**** Entries supplied ****

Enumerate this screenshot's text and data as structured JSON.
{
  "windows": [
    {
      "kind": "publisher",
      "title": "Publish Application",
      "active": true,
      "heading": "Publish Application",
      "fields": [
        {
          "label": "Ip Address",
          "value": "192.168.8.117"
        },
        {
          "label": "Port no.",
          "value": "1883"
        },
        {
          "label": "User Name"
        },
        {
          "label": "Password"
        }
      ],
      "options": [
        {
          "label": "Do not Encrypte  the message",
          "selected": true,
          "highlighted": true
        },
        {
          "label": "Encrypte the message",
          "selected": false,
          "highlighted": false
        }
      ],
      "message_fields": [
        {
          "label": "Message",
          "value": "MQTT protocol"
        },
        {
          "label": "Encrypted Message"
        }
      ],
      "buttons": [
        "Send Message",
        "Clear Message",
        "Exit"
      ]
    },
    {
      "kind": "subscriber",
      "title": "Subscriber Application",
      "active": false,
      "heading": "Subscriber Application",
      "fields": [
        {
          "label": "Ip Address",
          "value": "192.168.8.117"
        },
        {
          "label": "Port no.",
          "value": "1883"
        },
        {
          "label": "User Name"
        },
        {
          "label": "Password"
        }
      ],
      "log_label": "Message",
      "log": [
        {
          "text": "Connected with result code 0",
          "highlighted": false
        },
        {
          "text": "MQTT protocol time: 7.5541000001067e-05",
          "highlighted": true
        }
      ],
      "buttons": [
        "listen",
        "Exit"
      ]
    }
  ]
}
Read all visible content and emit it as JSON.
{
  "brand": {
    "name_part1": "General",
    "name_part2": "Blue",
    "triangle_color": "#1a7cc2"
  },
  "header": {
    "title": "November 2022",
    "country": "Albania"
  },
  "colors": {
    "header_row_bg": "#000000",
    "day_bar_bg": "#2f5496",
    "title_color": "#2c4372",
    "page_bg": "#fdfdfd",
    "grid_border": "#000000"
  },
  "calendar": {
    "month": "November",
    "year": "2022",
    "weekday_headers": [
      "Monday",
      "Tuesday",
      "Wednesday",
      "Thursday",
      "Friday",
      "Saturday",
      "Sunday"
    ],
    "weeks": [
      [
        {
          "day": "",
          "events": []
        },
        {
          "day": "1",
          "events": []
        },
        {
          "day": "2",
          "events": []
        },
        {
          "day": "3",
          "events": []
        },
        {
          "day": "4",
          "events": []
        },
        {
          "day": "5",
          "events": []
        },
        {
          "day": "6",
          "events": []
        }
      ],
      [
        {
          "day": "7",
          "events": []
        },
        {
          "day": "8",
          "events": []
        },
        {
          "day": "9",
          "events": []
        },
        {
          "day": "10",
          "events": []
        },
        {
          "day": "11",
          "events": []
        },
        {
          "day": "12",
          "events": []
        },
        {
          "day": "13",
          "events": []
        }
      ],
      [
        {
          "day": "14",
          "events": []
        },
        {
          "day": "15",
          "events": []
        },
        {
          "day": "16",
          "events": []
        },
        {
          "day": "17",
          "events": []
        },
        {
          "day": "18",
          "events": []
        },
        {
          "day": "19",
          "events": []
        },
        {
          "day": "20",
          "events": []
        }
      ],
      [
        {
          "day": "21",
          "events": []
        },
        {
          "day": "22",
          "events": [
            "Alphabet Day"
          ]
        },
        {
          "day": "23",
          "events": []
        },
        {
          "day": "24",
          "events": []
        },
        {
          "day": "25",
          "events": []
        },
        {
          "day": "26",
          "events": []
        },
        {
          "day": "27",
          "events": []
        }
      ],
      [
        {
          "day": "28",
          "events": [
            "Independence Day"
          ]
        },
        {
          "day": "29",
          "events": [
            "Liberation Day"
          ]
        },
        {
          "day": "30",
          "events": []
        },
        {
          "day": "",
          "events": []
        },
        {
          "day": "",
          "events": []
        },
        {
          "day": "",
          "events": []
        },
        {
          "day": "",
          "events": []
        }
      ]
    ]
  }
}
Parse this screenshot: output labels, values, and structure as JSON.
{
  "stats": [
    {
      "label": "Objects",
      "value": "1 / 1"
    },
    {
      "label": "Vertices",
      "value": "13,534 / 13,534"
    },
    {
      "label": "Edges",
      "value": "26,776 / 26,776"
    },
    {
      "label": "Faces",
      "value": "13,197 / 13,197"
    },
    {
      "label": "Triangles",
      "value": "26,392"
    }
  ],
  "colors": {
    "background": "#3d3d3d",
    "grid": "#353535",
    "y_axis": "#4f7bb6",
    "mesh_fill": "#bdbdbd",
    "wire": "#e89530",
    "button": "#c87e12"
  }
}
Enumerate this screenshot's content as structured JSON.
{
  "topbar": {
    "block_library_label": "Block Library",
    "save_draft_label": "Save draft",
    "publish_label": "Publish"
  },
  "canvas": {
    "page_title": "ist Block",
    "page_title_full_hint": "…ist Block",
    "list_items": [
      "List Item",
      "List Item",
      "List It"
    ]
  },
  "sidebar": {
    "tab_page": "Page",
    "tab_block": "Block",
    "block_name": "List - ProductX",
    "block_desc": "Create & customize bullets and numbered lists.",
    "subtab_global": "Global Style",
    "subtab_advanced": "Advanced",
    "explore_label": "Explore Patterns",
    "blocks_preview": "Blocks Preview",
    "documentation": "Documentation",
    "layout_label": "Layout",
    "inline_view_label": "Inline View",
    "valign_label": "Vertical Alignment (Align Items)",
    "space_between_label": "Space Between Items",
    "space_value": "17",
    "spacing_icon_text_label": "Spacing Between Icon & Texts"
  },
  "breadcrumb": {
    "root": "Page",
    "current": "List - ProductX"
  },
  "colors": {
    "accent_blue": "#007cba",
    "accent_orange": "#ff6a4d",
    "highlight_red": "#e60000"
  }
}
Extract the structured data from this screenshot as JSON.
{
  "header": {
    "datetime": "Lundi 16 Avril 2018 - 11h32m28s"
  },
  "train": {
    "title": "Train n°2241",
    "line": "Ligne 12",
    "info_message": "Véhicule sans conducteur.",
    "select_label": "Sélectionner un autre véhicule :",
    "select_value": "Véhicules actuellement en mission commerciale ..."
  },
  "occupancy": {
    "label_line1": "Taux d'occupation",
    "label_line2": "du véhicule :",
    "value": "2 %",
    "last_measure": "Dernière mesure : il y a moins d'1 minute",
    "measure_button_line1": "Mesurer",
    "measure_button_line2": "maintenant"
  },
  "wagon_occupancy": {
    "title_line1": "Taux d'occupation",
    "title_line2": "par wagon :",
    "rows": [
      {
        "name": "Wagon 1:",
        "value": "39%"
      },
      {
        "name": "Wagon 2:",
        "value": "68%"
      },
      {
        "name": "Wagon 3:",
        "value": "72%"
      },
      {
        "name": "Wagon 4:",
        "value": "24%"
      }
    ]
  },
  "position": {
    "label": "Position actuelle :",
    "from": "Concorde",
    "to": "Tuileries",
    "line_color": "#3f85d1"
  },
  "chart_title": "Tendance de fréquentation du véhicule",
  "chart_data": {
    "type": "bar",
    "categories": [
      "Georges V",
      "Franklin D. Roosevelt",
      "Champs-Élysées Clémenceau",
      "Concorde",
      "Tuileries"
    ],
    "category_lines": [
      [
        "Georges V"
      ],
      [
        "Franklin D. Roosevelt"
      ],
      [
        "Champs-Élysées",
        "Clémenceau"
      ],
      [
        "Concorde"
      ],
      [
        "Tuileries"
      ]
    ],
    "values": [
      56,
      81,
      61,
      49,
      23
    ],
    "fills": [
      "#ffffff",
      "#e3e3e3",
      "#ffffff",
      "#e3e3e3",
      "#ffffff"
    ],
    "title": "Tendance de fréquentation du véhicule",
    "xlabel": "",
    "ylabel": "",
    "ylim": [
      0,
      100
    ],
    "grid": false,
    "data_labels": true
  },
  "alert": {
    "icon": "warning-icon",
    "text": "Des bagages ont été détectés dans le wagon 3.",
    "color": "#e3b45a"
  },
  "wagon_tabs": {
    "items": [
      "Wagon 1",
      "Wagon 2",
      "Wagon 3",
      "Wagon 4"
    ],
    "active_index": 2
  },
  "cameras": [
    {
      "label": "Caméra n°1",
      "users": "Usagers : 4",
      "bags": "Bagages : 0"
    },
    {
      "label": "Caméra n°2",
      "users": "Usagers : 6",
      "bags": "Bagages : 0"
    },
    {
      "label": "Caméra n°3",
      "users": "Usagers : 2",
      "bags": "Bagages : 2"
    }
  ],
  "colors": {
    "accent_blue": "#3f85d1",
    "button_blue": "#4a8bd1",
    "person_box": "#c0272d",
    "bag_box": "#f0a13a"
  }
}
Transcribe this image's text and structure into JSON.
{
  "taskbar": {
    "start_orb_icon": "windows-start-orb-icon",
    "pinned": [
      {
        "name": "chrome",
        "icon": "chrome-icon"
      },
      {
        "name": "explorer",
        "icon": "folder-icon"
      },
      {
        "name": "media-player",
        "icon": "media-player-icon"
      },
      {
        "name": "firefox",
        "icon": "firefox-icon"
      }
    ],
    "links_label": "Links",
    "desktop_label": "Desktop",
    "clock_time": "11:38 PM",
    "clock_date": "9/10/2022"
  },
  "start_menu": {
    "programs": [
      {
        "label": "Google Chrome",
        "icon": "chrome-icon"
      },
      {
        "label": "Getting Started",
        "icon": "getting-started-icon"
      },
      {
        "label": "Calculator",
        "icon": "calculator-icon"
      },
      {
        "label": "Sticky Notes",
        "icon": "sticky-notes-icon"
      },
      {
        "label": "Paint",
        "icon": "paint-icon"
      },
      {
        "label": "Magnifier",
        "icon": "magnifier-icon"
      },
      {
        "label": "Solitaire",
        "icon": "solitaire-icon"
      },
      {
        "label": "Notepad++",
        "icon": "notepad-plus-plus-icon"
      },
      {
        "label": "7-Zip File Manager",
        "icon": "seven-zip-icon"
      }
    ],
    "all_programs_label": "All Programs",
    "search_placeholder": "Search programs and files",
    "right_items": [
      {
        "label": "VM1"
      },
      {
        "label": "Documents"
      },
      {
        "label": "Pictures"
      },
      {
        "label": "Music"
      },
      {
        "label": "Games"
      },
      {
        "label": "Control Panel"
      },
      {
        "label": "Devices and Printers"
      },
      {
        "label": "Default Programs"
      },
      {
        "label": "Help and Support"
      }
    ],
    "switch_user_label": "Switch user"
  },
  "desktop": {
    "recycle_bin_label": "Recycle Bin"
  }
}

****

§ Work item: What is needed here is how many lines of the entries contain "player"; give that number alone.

§ Solution for this task: 2